What makes the film a special kind of awful is the characters, either due to the acting, dialogue or at times, both. The film’s terrible fan service and imitative nature could be overlooked, even forgiven, if the characters and dialogue were strong. Remember all of the reasons I complimented the script of “8 ½?” Well “The Force Awakens” is the exact opposite. It is a terrible script. Half of the lines seem to have been pulled from a compendium of cliche action movie lines: e.g. “We’ve got company” or “That’s impossible! “We have to try” (the second isn’t verbatim, but that idea). Another chunk of the dialogue is, as many other elements are, designed to milk nostalgia as much as possible, e.g. “This place have a garbage chute?” “We're home, Chewy.” Now, to discuss the characters: Even in his 70s, Harrison Ford has not lost his charm, and the scene in which he attempts to talk his way out of trouble (the dialogue portion) has the humor that the other two hours and 10 minutes needed. It was a call back to the old trilogy while still offering something new. Unfortunately, the rest of his dialogue seems designed to recall his time in the original trilogy as much as possible, and he is certainly the most consistent nostalgia pull throughout the film.
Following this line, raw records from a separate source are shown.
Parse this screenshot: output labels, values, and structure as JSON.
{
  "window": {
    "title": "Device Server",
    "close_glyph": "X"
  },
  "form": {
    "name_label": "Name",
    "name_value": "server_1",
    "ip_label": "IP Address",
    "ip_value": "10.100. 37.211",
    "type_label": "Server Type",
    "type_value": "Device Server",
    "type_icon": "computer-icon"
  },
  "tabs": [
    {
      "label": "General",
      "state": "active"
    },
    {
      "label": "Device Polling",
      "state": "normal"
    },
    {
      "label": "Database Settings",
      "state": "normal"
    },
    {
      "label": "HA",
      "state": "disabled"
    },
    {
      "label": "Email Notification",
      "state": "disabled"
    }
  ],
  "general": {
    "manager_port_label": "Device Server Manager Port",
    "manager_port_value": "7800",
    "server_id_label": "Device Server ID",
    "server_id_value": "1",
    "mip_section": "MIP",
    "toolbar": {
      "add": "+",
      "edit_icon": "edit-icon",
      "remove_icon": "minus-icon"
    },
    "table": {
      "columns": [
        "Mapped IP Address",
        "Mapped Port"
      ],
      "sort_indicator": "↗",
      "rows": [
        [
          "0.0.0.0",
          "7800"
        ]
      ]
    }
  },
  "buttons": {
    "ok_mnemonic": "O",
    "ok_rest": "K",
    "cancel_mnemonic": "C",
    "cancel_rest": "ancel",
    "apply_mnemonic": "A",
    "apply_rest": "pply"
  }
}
Carrie Fisher as Leia functions similarly, but unfortunately she was never a good actress, and age did not help that. Boyega as the rogue trooper, Finn, is generic, as is his character. There is nothing that separates him from any other defector in film. The film wastes the power of Oscar Isaac as Poe Dameron. The actor, who was brilliant in “Inside Llewyn Davis” and “Ex Machina,” has turned into a “Top Gun” character. He should be spitting abysmal one liners with Tom Cruise, though he does the first part of that plenty. Rey is probably the single most obvious example of the scripts overall negative trends. Abrams took Luke and made him a girl, and apparently thought that because Rey is female, that he should take out all of Luke’s charm and personality. Rey is determined and brooding to the point of caricature. She lacks any defining personality trait, a sense of thought behind her actions. She as a serious character isn’t bad in and of itself—I certainly think there should be female characters taken seriously—but not when it sucks out any chance at a personality. And finally, Kylo Ren, the greatest catastrophe of the film. Driver is stolid to the point of wooden, and there is none of the turbulence, confusion and frustration that he should have been afforded. Ren is an angsty teenager. Instead of the touching portrayal of a man torn in two, someone who is pulled by dichotomous sides of good and evil (his true nature and his obsession with power), he has the existential profundity of a Puddle of Mudd fan. Kylo Ren’s emotional depth makes a kiddie pool seem like Mariana’s Trench. To be fair, there are moments that seem to indicate Abrams wanted to make Ren a complex internal Jekyll and Hyde (scene with Vader mask is telling), but his ineptitude prevented more admirable character designs to reach fruition.“A New Hope” and “The Empire Strikes Back” are so effective because despite the dark plots and high stakes, the films never lose their charm. The fourth and fifth films contain a hint of camp throughout the proceedings that makes them fun, engrossing even. The problems with the sixth film and the prequels is that they went too far into the camp realm (Ewoks, Jar-Jar), and now the reverse has happened. The film attempts to move Star Wars into the modern blockbuster vein, which is why “The Force Awakens” fails so utterly. Star Wars 4 and 5 are original films, they are charming, the characters are memorable; “The Force Awakens” is none of these things. Star Wars’ personality is not “The Dark Knight,” which it feels every blockbuster attempts to emulate now. JJ Abrams has produced another cash cow for Disney, but in doing so sucked any memorable moments, charm or silver lining from the franchise. This atrocious, venal film does nothing new, has nothing to say, contains nothing to remember and certainly leaves nothing worth pondering. Hopefully, Abrams will ponder this article.